What you have to do
Check each line of the entries below for the word "ribbon", and copy out the ones that have it.

Data excerpts
---

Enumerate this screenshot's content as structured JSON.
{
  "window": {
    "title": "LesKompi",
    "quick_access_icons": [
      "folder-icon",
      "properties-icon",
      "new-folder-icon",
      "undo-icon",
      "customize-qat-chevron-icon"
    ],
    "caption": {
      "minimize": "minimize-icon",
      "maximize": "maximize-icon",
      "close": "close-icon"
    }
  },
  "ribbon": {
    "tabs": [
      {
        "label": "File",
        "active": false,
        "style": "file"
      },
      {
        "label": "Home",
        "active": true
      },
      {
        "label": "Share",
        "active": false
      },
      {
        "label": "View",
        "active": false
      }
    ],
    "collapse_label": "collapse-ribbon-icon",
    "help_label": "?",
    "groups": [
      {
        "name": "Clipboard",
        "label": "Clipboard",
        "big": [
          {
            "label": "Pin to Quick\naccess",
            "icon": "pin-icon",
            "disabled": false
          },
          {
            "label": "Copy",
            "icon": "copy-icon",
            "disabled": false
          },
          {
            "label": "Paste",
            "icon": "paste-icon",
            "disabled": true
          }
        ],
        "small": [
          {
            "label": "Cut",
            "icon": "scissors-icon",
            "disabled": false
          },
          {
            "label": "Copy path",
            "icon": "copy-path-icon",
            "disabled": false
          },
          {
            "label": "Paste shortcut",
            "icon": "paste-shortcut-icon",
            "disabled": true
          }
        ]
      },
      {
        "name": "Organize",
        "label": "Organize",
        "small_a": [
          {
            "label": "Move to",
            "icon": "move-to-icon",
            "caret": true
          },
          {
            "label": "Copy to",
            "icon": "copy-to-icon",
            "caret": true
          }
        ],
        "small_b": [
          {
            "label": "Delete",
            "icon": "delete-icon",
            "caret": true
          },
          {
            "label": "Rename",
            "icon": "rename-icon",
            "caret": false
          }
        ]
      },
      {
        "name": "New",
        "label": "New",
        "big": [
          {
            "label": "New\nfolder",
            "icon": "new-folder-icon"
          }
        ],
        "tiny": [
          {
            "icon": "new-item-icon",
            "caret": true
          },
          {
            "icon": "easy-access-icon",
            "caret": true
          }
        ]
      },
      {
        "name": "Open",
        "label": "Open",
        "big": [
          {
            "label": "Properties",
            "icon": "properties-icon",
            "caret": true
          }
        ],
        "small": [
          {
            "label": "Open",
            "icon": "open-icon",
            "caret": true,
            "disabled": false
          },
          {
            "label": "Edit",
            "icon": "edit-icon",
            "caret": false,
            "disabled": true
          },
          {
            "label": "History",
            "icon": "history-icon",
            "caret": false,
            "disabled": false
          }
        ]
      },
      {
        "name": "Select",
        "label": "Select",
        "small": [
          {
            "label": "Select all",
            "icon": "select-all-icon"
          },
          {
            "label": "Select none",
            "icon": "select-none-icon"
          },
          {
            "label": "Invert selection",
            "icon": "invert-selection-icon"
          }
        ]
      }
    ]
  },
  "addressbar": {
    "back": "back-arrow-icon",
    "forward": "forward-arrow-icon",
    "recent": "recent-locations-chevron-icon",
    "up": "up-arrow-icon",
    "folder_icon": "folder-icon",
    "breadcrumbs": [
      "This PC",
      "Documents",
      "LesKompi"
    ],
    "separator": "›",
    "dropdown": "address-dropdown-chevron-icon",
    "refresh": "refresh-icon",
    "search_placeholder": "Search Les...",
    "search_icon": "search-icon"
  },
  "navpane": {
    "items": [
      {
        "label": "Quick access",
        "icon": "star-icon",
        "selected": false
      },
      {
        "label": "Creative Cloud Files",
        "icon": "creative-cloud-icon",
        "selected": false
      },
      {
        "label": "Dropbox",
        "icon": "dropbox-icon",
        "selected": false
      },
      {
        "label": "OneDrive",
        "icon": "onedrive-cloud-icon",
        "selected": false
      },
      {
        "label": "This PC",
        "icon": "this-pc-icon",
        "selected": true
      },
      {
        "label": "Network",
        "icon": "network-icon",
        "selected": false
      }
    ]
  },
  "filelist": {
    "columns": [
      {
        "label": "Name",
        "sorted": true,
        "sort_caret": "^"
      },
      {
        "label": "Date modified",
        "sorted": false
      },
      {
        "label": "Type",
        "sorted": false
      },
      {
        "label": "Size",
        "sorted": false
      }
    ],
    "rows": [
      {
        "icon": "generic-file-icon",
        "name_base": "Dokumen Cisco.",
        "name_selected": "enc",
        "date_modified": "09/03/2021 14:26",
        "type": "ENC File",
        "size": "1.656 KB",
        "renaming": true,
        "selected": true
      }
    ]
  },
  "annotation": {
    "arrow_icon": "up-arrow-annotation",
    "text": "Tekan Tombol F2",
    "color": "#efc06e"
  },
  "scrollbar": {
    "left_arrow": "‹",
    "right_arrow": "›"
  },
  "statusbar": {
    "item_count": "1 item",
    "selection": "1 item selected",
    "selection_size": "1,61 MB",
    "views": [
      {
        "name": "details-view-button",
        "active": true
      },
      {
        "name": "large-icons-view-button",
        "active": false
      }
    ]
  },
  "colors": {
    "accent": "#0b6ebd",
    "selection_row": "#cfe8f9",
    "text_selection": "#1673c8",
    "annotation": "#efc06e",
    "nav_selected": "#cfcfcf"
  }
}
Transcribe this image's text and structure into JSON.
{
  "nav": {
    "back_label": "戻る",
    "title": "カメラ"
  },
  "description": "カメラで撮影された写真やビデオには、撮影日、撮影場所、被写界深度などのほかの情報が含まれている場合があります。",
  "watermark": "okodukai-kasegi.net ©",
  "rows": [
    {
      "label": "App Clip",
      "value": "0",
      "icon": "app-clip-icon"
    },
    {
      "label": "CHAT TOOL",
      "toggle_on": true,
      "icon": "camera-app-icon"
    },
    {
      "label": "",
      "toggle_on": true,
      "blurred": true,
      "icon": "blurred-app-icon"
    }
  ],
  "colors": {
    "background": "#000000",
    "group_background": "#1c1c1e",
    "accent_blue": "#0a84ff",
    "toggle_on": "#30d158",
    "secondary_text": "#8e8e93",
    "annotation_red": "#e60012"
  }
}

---

Solution to the problem
  "ribbon": {
    "collapse_label": "collapse-ribbon-icon",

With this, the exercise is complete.